*** Source records ***
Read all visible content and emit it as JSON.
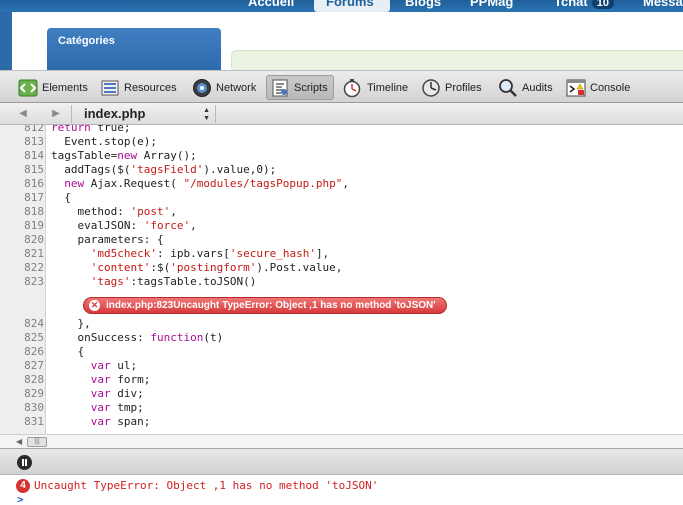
{
  "site": {
    "nav": [
      "Accueil",
      "Forums",
      "Blogs",
      "PPMag",
      "Tchat",
      "Messa"
    ],
    "tchat_badge": "10",
    "sidebar_title": "Catégories"
  },
  "toolbar": {
    "items": [
      "Elements",
      "Resources",
      "Network",
      "Scripts",
      "Timeline",
      "Profiles",
      "Audits",
      "Console"
    ],
    "active": "Scripts"
  },
  "filebar": {
    "back_arrow": "◀",
    "forward_arrow": "▶",
    "file": "index.php"
  },
  "code": {
    "lines": [
      {
        "n": "812",
        "html": "<span class=\"kw\">return</span> true;"
      },
      {
        "n": "813",
        "html": "  Event.stop(e);"
      },
      {
        "n": "814",
        "html": "tagsTable=<span class=\"kw\">new</span> Array();"
      },
      {
        "n": "815",
        "html": "  addTags($(<span class=\"str\">'tagsField'</span>).value,0);"
      },
      {
        "n": "816",
        "html": "  <span class=\"kw\">new</span> Ajax.Request( <span class=\"str\">\"/modules/tagsPopup.php\"</span>,"
      },
      {
        "n": "817",
        "html": "  {"
      },
      {
        "n": "818",
        "html": "    method: <span class=\"str\">'post'</span>,"
      },
      {
        "n": "819",
        "html": "    evalJSON: <span class=\"str\">'force'</span>,"
      },
      {
        "n": "820",
        "html": "    parameters: {"
      },
      {
        "n": "821",
        "html": "      <span class=\"str\">'md5check'</span>: ipb.vars[<span class=\"str\">'secure_hash'</span>],"
      },
      {
        "n": "822",
        "html": "      <span class=\"str\">'content'</span>:$(<span class=\"str\">'postingform'</span>).Post.value,"
      },
      {
        "n": "823",
        "html": "      <span class=\"str\">'tags'</span>:tagsTable.toJSON()"
      },
      {
        "n": "824",
        "html": "    },"
      },
      {
        "n": "825",
        "html": "    onSuccess: <span class=\"kw\">function</span>(t)"
      },
      {
        "n": "826",
        "html": "    {"
      },
      {
        "n": "827",
        "html": "      <span class=\"kw\">var</span> ul;"
      },
      {
        "n": "828",
        "html": "      <span class=\"kw\">var</span> form;"
      },
      {
        "n": "829",
        "html": "      <span class=\"kw\">var</span> div;"
      },
      {
        "n": "830",
        "html": "      <span class=\"kw\">var</span> tmp;"
      },
      {
        "n": "831",
        "html": "      <span class=\"kw\">var</span> span;"
      }
    ],
    "inline_error": "index.php:823Uncaught TypeError: Object ,1 has no method 'toJSON'"
  },
  "console": {
    "error_count": "4",
    "error_message": "Uncaught TypeError: Object ,1 has no method 'toJSON'",
    "prompt": ">"
  },
  "colors": {
    "error_red": "#d63232",
    "keyword": "#aa0d91",
    "string": "#c41a16"
  }
}
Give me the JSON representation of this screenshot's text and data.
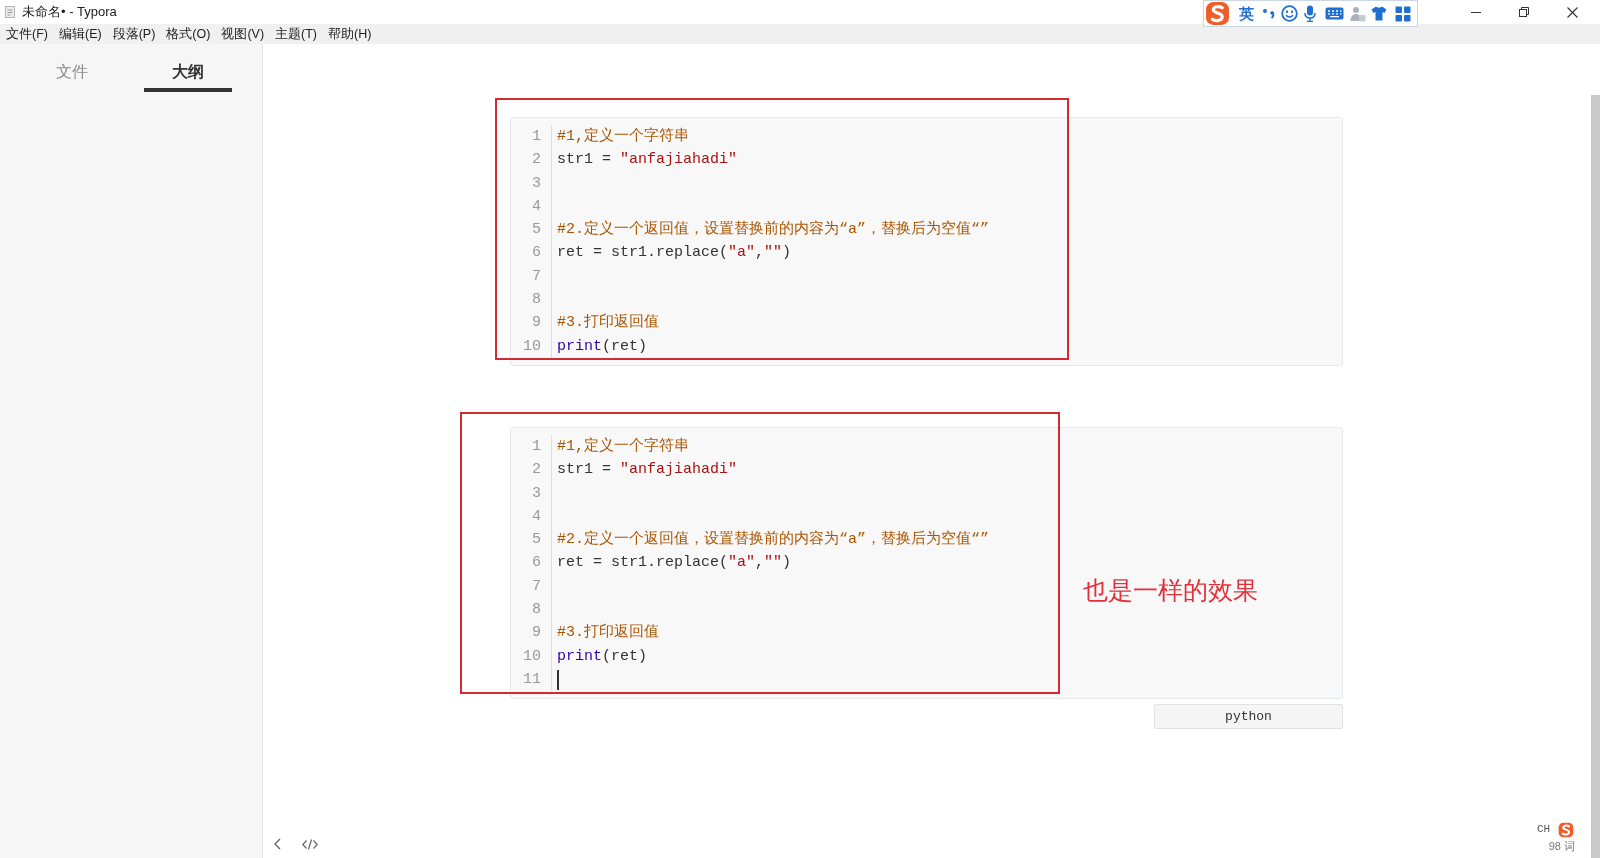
{
  "window": {
    "title": "未命名• - Typora"
  },
  "ime_toolbar": {
    "mode": "英"
  },
  "menu_bar": [
    {
      "label": "文件(F)"
    },
    {
      "label": "编辑(E)"
    },
    {
      "label": "段落(P)"
    },
    {
      "label": "格式(O)"
    },
    {
      "label": "视图(V)"
    },
    {
      "label": "主题(T)"
    },
    {
      "label": "帮助(H)"
    }
  ],
  "sidebar": {
    "tabs": [
      {
        "label": "文件",
        "selected": false
      },
      {
        "label": "大纲",
        "selected": true
      }
    ]
  },
  "code_blocks": [
    {
      "lines": [
        {
          "number": "1",
          "cursor": false,
          "tokens": [
            {
              "kind": "comment",
              "text": "#1,定义一个字符串"
            }
          ]
        },
        {
          "number": "2",
          "cursor": false,
          "tokens": [
            {
              "kind": "plain",
              "text": "str1 = "
            },
            {
              "kind": "string",
              "text": "\"anfajiahadi\""
            }
          ]
        },
        {
          "number": "3",
          "cursor": false
        },
        {
          "number": "4",
          "cursor": false
        },
        {
          "number": "5",
          "cursor": false,
          "tokens": [
            {
              "kind": "comment",
              "text": "#2.定义一个返回值，设置替换前的内容为“a”，替换后为空值“”"
            }
          ]
        },
        {
          "number": "6",
          "cursor": false,
          "tokens": [
            {
              "kind": "plain",
              "text": "ret = str1.replace("
            },
            {
              "kind": "string",
              "text": "\"a\""
            },
            {
              "kind": "plain",
              "text": ","
            },
            {
              "kind": "string",
              "text": "\"\""
            },
            {
              "kind": "plain",
              "text": ")"
            }
          ]
        },
        {
          "number": "7",
          "cursor": false
        },
        {
          "number": "8",
          "cursor": false
        },
        {
          "number": "9",
          "cursor": false,
          "tokens": [
            {
              "kind": "comment",
              "text": "#3.打印返回值"
            }
          ]
        },
        {
          "number": "10",
          "cursor": false,
          "tokens": [
            {
              "kind": "builtin",
              "text": "print"
            },
            {
              "kind": "plain",
              "text": "(ret)"
            }
          ]
        }
      ],
      "annotations": [
        {
          "kind": "frame"
        }
      ]
    },
    {
      "lines": [
        {
          "number": "1",
          "cursor": false,
          "tokens": [
            {
              "kind": "comment",
              "text": "#1,定义一个字符串"
            }
          ]
        },
        {
          "number": "2",
          "cursor": false,
          "tokens": [
            {
              "kind": "plain",
              "text": "str1 = "
            },
            {
              "kind": "string",
              "text": "\"anfajiahadi\""
            }
          ]
        },
        {
          "number": "3",
          "cursor": false
        },
        {
          "number": "4",
          "cursor": false
        },
        {
          "number": "5",
          "cursor": false,
          "tokens": [
            {
              "kind": "comment",
              "text": "#2.定义一个返回值，设置替换前的内容为“a”，替换后为空值“”"
            }
          ]
        },
        {
          "number": "6",
          "cursor": false,
          "tokens": [
            {
              "kind": "plain",
              "text": "ret = str1.replace("
            },
            {
              "kind": "string",
              "text": "\"a\""
            },
            {
              "kind": "plain",
              "text": ","
            },
            {
              "kind": "string",
              "text": "\"\""
            },
            {
              "kind": "plain",
              "text": ")"
            }
          ]
        },
        {
          "number": "7",
          "cursor": false
        },
        {
          "number": "8",
          "cursor": false
        },
        {
          "number": "9",
          "cursor": false,
          "tokens": [
            {
              "kind": "comment",
              "text": "#3.打印返回值"
            }
          ]
        },
        {
          "number": "10",
          "cursor": false,
          "tokens": [
            {
              "kind": "builtin",
              "text": "print"
            },
            {
              "kind": "plain",
              "text": "(ret)"
            }
          ]
        },
        {
          "number": "11",
          "cursor": true
        }
      ],
      "annotations": [
        {
          "kind": "frame"
        },
        {
          "kind": "note",
          "text": "也是一样的效果"
        }
      ],
      "language": "python"
    }
  ],
  "status_bar": {
    "word_count": "98 词"
  },
  "ime_status": {
    "label": "CH"
  }
}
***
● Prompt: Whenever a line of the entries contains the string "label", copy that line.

● Your solution:
      "label": "文件(F)"
      "label": "编辑(E)"
      "label": "段落(P)"
      "label": "格式(O)"
      "label": "视图(V)"
      "label": "主题(T)"
      "label": "帮助(H)"
        "label": "文件",
        "label": "大纲",
    "label": "CH"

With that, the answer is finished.